Records for the exercise:
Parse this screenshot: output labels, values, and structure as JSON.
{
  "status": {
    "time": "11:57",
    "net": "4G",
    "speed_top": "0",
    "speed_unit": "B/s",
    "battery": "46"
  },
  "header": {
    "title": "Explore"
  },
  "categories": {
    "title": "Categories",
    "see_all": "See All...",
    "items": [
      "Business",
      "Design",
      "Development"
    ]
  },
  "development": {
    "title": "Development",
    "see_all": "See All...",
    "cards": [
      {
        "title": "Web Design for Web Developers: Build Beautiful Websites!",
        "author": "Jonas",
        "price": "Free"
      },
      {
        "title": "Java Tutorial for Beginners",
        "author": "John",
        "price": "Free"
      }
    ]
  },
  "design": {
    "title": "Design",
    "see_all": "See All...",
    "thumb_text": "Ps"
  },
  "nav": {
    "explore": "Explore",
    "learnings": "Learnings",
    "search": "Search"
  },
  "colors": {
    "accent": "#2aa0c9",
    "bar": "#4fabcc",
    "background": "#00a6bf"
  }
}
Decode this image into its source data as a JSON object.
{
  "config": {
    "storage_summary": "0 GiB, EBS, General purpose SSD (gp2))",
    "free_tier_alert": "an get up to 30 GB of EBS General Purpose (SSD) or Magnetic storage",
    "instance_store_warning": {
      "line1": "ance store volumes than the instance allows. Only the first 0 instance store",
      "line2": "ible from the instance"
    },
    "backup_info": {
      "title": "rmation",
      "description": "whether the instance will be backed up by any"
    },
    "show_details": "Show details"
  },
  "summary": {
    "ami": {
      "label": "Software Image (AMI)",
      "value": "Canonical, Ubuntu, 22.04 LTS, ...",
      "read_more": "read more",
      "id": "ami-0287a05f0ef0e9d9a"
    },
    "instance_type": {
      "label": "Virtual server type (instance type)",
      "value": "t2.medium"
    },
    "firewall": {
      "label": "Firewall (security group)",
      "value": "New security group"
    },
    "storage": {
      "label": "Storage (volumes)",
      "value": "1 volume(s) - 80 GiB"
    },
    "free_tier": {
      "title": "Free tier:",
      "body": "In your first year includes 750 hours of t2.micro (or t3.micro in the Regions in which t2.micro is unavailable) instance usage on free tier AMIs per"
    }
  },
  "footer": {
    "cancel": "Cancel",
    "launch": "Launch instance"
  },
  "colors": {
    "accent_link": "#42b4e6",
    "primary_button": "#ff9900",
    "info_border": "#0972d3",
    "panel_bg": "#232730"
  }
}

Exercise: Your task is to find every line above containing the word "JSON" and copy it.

Response area:
Parse this screenshot: output labels, values, and structure as JSON.
Decode this image into its source data as a JSON object.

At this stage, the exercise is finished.